Since [the family] were not on the trip — this is right out of his mouth — he said, ‘No one else was there but your father and I. We’ve told you.’ And he approved what I put in and didn’t put in. So obviously, to say I didn’t contact them, that was hard for me because I didn’t want to betray what I promised him [Dr. Shirley].”
Co-writer, Brian Hayes Currie, added, “It’s only supposed to be a two-month window. It’s not the biography of Don Shirley.”
The controversy began bubbling after the Shirley family claimed that the movie’s portrayal was a “symphony of lies.” Since, both Farrelly and Mortensen have spoken out supporting the film, and posited that there may be some resentment from the family about their ties with Shirley.
On Tuesday night at the National Board of Review gala, Farrelly also spoke to Variety, once again defending his film.
“I wish that they were happier,” Farrelly said of the Shirley family. “I’m sorry it went that way, but the truth is we followed protocol in that we looked for Don Shirley’s heirs and unfortunately, that’s not the family — it’s his friends, and that’s who we talks to and got all the rights from. It felt, honestly, weird if we were not trusting Don Shirley’s judgement in going to other people. We went to the people who were closest to him at the time of his death and they gave us all the information we needed. That said, I wish that the family was happier. I hate this kind of thing. We’ve tried to open our arms to them, but they’re just not having it and I’m sorry about that.”
It was supposed to be “A Star is Born’s” night. Instead, top honors went to another popular movie about the unlikely rise of a powerhouse singer.
In an upset, “Bohemian Rhapsody,” the biopic about Freddie Mercury and British rock band Queen, won best drama at the 76th annual Golden Globes on Sunday. Rami Malek, who won raves for his full-throated portrayal of the late Mercury, won best actor in a drama and thanked Mercury onstage “for giving me the thrill of a lifetime.”
“Green Book,” the inspirational true story about a budding friendship between an African-American pianist and a white bouncer on a tour of the Deep South in the early 1960s, won three Globes, including best picture in the musical/comedy category. It beat out “Vice,” the polarizing Dick Cheney biopic, which led all films with six nominations.
“Green Book’s” director, Peter Farrelly, made a plea for tolerance in his acceptance speech. “We are still living in divided times, maybe more so now than ever,” he said. “All we have to do is just talk and not judge people by their differences, and look for what we have in common.”

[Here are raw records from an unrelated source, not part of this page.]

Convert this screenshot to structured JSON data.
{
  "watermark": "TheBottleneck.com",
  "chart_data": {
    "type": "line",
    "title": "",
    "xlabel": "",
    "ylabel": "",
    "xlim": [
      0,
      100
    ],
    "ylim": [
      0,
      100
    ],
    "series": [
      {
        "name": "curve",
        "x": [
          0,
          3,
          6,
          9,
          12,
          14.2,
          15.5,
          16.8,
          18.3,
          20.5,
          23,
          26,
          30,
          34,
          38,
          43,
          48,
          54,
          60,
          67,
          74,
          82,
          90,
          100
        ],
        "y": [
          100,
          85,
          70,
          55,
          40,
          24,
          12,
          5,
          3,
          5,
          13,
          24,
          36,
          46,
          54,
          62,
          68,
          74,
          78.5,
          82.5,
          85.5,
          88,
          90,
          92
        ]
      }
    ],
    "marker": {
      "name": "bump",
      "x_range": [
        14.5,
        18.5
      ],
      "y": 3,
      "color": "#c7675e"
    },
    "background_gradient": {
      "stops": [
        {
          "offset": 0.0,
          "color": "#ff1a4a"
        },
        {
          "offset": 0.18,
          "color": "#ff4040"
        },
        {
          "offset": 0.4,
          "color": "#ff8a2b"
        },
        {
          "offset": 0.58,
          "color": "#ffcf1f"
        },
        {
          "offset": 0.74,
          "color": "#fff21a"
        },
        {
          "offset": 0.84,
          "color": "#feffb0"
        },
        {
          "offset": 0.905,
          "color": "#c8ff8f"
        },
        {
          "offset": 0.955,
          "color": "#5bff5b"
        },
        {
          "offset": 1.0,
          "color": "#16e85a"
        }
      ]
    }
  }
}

Bradley Cooper’s acclaimed remake of “A Star Is Born,” which was widely expected to win several top prizes, took only one award, for best song — its centerpiece hit, “Shallow.”